You can’t really expect Mariners players to get it. Although the idea that GM Jerry Dipoto has to come down to the clubhouse to OK any decision he wants to make isn’t how things work in any company. The fans are probably in between, because they went into this season pretty much only looking forward to what they would get for Kyle Seager or Mitch Haniger, and hopefully the debut of Jarred Kelenic and the continued development of Kyle Lewis (neither of those things have gone particularly well this year either for varying reasons). Suddenly, they have a team that finds itself in the wild-card chase. Except it might not be any good still, though the ride here certainly has been fun.
So let’s get on the ground. The M’s traded their closer, Kendall Graveman and a sixth infielder to the Astros for a reliever in Joe Smith who’s just about as anonymous as his name, and young infielder Abraham Toro. The surface optics look bad when you’re not only dumping your closer, but to the team in first place in your division who, in theory, you’re trying to chase down.
Except the Mariners aren’t going to chase down the Astros. They’re not making up seven games, and Dipoto almost certainly knows that. The M’s had to go 13-7 so far in July just to get to this point. They were one game under .500 in the season’s first three months. That’s a much better indication of who they are. Meanwhile, the A’s have gone 8-11 in July to drop into catchable range for the M’s. Would any reasonable person expect these trends to continue?
To boot, losing a reliever isn’t really that big of a blow to a team with 61 games left. Graveman is likely to make what, 20 more appearances? Maybe 25? The 20-25 innings he would throw would make up about 4 percent of the innings the M’s have left. If Seattle can have another guy throw 15 innings as effectively, it’s basically a wash on what they would have gotten from Gravemen.

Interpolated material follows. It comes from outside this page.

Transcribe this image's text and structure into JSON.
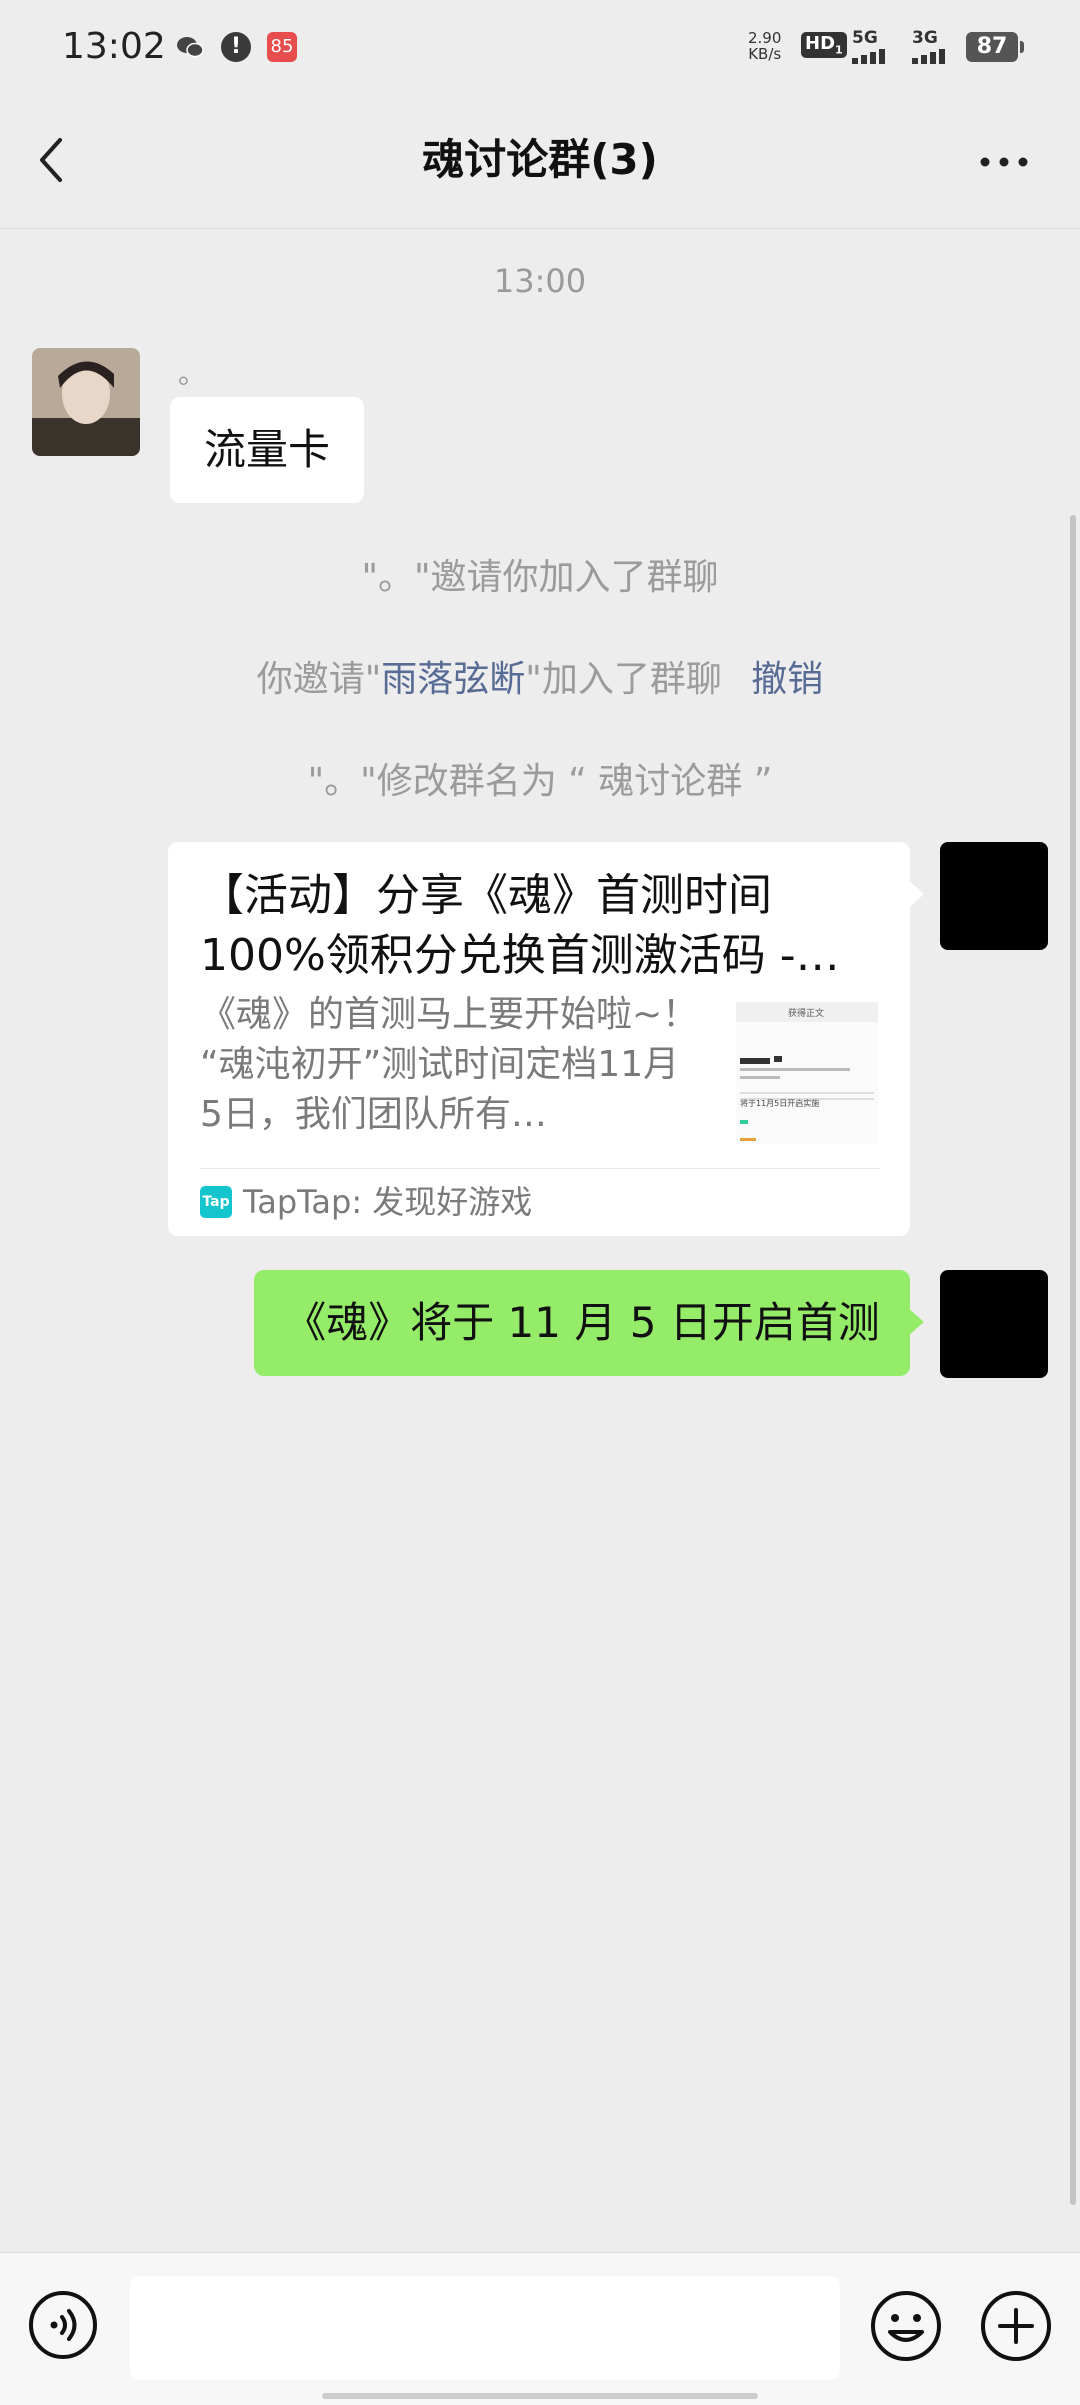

Sure, it could lose the second wild-card spot by a game, and point to some late-inning meltdown they had as that one they had to have. But there will be plenty of other moments to point to as well.

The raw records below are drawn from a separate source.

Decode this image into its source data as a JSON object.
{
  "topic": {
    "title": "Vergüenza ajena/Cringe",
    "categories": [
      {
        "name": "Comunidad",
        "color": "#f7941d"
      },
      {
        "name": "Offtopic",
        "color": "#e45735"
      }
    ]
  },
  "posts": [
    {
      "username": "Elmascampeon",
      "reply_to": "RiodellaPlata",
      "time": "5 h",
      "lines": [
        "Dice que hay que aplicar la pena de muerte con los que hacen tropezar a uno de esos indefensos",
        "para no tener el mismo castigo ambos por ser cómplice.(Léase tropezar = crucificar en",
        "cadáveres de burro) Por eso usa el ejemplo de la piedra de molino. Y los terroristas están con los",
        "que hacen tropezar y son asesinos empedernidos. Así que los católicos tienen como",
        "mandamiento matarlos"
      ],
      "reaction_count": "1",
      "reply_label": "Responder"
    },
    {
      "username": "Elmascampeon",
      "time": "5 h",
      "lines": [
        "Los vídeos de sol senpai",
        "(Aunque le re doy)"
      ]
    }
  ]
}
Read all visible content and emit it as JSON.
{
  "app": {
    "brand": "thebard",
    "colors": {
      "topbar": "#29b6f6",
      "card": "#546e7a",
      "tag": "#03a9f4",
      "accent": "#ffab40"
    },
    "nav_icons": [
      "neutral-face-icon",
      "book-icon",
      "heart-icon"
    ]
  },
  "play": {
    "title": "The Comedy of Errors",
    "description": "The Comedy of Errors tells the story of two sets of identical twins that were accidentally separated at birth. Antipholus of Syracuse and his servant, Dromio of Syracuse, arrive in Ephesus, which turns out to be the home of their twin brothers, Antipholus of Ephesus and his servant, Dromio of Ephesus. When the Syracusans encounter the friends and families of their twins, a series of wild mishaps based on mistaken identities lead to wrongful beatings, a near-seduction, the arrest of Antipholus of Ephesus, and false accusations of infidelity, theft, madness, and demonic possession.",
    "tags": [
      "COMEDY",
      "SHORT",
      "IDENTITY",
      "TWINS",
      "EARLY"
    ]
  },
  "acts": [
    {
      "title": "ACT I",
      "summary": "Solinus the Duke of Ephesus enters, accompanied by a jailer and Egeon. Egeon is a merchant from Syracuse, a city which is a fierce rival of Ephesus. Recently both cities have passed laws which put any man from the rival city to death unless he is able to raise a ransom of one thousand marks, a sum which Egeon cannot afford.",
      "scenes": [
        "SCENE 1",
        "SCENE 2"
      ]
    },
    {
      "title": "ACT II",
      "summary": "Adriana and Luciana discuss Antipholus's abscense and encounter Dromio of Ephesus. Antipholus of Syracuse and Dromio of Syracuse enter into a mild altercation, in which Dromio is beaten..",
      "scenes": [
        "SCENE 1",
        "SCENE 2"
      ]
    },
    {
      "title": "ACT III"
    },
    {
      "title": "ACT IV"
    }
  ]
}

As silly as it sounds to the layperson, the average-as-can-be starter Tyler Anderson that the M’s then picked up late last night from the Pirates is going to be twice as valuable as Graveman. He’ll make 10 or so starts, and throw twice as many innings. Unless he completely melts down. Maybe Graveman will, as well, in Houston, though. Who knows? That’s the thing with middling pitchers, which both of these guys are. You can get anything.
The question is whether Toro will be good enough in the coming years to justify the current Mariners roster burning effigies of Dipoto in the clubhouse. He might? His 2019 was very good, and then he didn’t have a minor league team to go to last year, so he was with the Astros probably a tad early, and it had an effect. Maybe this is all he’ll be in the majors. Maybe a chance to reset gets him back to 2019 form. How much better can you do for a guy like Graveman who had just been “a guy” before this season?
Whether the M’s miss or make the playoffs will depend on more than the 20 innings they would have gotten from Graveman. And Toro has something of a chance to be part of a consistent contender for years, which is the idea here and was the idea before the season that everyone in Seattle was on board with.
I’m sure there are M’s fans who want to tell me there’s something magical about this team. And there may be, because they really aren’t good. They’re 10th in runs in the AL. 8th in starters’ ERA. They just happened to hit remarkably well with runners in scoring position, which we know now is basically a coincidence, and have fashioned a bullpen out of a collection of guys who got kicked out of bar bands around town and didn’t have anything else to do or anywhere to go. None of this suggests “sustainable.”
It does feel cold-hearted and too analytical in a game that’s suffered too much from that. It removes any emotion, which is supposed to be part of the experience. It perhaps queers the relationship between players and front office in a way that could be a problem down the road. It feels too spreadsheet, and not enough human. But that’s what a GM’s job is, especially for a rebuilding team like Seattle. And if the Mariners flatten out the last two months, the players will have just as much responsibility for it.
My senior year of high school, I had what my baseball coach called the worst practice in the history of our school. I maintain it wasn’t totally my fault, as it was the first practice after spring break and I hadn’t slept or been close to sober in at least four days (strangely I didn’t go anywhere, but I didn’t need sunlight and beaches to destroy myself). No throw I made came within five yards of any of my intended targets. Even the freshman, backup shortstop was making fun of me, so I had to beat him with my glove before walking out of practice and saving everyone the trouble.
Basically, every throw I made looked like this from Cody Bellinger last night which gifted the Giants a 2-1 win:
It can happen to anyone. It binds us all, from the functional alcoholic on his couch writing this to a former MVP. That should be part of James Earl Jones’ speech in Field of Dreams.